The Washington State Conservation Commission (SCC) would develop and implement the riparian grant program to fund protection and restoration of the critical riparian management zones. The commission is responsible for developing the criteria for the grant program.

“This bill is the result of many hours of meetings and collaboration by lawmakers, tribal members, farmers, fishermen, landowners, and others to find an effective way to restore critical salmon habitat without imposing restrictive or mandatory laws and regulations,” said Dent, R-Moses Lake and lead Republican on the AGNR Committee. “The strong bipartisan work on the bill gives us an opportunity to improve riparian habitat, increase salmon stocks and protect valuable farmland. We still have a lot of work to do to get this to the governor’s desk, but the bipartisan work on this potentially historic legislation up to this point is very encouraging.”

The grant program is also intended to complement the standard of no net loss of riparian habitat established in the voluntary stewardship program within the Growth Management Act. This means projects must at least maintain existing riparian habitat, if not improve and expand the habitat through voluntary work with landowners.

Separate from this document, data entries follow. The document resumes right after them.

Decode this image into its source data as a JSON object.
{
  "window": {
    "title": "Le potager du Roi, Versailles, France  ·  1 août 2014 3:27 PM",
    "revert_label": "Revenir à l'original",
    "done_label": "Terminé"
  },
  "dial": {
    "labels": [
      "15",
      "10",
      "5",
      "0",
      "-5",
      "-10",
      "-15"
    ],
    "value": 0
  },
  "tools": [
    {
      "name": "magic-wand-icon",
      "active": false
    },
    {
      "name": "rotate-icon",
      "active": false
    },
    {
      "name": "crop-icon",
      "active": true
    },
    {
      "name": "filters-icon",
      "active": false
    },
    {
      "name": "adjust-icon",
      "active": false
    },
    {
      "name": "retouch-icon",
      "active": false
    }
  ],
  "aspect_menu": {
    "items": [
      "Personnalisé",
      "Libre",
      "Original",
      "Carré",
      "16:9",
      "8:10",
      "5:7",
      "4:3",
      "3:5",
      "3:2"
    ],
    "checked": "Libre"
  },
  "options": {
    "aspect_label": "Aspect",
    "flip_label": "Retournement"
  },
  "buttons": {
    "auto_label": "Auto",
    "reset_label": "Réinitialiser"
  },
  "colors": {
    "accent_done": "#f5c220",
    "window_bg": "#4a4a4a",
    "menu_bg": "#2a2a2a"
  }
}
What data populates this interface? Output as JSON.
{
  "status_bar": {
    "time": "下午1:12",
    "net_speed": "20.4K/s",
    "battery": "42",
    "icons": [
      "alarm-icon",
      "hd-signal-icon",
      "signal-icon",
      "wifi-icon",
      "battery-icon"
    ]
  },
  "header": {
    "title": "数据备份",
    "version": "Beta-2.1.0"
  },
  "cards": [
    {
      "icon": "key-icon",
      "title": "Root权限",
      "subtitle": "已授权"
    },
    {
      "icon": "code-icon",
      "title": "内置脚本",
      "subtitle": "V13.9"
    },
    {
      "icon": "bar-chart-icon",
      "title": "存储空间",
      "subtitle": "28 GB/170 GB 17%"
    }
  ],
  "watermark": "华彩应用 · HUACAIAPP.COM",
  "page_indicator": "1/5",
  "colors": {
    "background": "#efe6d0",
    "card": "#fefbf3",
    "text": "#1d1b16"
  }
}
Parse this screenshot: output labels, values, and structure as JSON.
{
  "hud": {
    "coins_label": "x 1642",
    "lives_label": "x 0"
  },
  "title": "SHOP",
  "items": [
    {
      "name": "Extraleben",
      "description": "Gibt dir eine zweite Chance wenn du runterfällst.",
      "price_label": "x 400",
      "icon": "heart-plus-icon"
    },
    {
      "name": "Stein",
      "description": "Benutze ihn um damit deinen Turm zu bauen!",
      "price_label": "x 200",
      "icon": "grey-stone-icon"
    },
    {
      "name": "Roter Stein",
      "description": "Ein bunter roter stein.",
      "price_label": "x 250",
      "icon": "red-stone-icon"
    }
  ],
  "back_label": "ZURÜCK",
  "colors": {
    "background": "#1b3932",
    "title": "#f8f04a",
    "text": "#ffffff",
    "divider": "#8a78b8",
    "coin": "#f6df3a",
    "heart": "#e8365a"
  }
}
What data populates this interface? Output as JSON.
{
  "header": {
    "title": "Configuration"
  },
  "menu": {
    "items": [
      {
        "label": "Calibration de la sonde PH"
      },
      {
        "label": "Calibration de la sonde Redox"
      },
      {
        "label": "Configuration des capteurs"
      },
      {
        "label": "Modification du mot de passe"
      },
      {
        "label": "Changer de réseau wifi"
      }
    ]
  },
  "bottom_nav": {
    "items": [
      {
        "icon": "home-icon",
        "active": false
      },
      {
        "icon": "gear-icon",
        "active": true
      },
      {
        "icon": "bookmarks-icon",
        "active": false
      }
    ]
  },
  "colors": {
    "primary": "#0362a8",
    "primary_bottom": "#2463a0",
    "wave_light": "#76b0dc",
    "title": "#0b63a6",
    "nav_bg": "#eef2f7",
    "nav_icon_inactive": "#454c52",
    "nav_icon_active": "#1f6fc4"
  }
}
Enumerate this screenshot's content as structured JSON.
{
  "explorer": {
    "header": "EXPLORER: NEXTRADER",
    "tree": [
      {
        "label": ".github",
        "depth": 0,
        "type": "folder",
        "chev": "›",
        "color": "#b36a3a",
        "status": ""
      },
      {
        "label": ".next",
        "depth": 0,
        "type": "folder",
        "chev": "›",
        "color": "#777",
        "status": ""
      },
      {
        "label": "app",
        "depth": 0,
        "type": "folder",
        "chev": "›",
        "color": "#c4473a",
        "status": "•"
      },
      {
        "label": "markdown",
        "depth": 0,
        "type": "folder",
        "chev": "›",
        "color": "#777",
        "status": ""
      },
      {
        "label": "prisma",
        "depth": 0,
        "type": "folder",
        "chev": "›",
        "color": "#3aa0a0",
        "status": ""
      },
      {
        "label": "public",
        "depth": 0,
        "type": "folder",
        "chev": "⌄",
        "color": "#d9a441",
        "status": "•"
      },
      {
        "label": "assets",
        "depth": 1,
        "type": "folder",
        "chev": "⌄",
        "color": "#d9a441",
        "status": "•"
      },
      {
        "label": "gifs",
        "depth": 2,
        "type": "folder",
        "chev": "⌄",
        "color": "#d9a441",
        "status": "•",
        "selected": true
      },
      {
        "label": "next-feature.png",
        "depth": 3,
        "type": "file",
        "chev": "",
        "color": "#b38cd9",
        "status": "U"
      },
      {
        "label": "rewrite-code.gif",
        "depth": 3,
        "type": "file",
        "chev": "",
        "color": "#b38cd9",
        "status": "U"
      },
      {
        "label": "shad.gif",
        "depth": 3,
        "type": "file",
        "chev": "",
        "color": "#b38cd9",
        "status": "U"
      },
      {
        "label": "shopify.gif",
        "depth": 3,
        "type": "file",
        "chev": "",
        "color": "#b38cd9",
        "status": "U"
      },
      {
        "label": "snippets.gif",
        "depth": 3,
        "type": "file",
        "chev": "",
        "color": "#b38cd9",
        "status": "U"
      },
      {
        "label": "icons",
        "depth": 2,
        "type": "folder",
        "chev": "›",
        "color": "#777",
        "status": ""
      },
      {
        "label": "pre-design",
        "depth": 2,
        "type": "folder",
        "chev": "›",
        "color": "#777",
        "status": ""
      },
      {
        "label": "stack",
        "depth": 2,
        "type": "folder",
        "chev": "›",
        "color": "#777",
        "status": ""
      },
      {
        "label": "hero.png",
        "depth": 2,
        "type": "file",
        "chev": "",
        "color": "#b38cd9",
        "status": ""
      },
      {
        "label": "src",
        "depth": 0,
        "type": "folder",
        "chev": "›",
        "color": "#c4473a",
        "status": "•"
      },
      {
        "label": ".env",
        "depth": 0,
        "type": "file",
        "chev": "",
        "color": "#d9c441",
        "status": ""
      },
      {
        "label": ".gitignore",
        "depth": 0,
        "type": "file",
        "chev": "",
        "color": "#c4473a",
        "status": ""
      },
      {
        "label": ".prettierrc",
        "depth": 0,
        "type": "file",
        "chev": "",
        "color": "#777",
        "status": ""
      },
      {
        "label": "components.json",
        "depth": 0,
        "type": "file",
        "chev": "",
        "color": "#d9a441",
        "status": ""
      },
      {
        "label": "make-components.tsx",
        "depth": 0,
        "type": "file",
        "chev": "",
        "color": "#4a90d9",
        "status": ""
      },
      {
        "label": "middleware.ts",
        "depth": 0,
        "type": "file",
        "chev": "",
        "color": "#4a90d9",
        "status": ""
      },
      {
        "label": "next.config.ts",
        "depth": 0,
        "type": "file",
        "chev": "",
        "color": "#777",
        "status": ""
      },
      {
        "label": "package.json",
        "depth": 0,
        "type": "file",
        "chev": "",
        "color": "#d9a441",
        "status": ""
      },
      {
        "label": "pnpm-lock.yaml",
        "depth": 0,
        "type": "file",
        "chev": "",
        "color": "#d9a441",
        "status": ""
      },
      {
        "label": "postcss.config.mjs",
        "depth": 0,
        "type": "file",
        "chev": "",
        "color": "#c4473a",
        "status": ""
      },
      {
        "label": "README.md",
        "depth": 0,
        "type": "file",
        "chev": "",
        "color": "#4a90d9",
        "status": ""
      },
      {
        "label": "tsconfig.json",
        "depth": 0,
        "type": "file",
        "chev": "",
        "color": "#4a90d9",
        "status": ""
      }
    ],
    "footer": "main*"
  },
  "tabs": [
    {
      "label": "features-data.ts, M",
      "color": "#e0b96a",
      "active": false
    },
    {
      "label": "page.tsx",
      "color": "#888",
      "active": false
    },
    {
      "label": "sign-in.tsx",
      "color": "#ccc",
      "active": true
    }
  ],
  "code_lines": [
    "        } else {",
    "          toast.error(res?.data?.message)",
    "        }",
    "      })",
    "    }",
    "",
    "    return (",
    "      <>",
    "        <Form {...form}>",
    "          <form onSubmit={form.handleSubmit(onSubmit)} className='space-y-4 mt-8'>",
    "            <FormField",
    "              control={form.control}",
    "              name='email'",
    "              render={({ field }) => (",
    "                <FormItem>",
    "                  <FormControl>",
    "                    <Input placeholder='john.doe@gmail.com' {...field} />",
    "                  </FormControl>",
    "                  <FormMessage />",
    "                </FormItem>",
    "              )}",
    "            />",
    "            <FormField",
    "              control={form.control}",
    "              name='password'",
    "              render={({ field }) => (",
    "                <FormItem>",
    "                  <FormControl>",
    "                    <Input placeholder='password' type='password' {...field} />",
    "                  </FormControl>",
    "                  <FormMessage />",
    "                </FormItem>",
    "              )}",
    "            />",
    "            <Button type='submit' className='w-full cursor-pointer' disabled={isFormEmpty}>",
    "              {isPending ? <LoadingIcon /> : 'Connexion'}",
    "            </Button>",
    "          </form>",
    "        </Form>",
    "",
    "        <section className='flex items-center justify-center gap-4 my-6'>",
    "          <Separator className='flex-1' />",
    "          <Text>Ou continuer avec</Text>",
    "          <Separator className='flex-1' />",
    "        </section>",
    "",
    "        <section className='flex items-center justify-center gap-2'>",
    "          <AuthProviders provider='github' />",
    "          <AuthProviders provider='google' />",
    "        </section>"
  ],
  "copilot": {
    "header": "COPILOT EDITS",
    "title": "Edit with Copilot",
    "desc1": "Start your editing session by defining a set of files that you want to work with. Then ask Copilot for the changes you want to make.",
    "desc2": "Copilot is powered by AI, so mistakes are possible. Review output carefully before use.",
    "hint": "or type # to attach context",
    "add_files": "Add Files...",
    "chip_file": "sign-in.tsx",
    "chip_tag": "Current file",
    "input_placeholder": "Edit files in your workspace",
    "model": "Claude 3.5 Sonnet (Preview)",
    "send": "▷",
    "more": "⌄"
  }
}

Rep. Joel Kretz, R-Wauconda said input from the tribes was vital to finding a workable solution.

“Farmers, ranchers, and landowners can be assured that this program is voluntary and lacks the punitive regulatory approach that has been threatened in previous attempts at riparian management,” said Kretz. “By bringing so many people to the table and working across the aisle in a collaborative process, I believe we’ve arrived at a proposal that will work. It will work for landowners who want to participate. And it will work for habitat restoration and preservation.”

Also under HB 1720, a salmon riparian habitat policy task force is established in the governor’s salmon recovery office to monitor and review the implementation and successes of the grant program. The task force members are appointed by the executive director of the Governor’s Salmon Recovery Office and includes:

  • four representatives from federally recognized tribes in Washington, two from east of the crest of the Cascade mountains and two from west of the Cascade mountains;
  • four representatives from agricultural and livestock producers;
  • one representative from a regional salmon recovery organization;
  • one representative from a forestry and agriculture organization, as recommended by a recognized statewide agriculture or forestry organization; and
  • one representative from a nonprofit environmental organization that owns or manages undeveloped land in Washington, as recommended by a recognized statewide environmental organization.

The Department of Fish and Wildlife, Department of Agriculture, Department of Natural Resources and the State Conservation Commission shall have a representative serve in a technical advisory role to the task force.

Since the four legislators introduced the bill an additional 21 co-sponsors have signed on to the legislation in the House.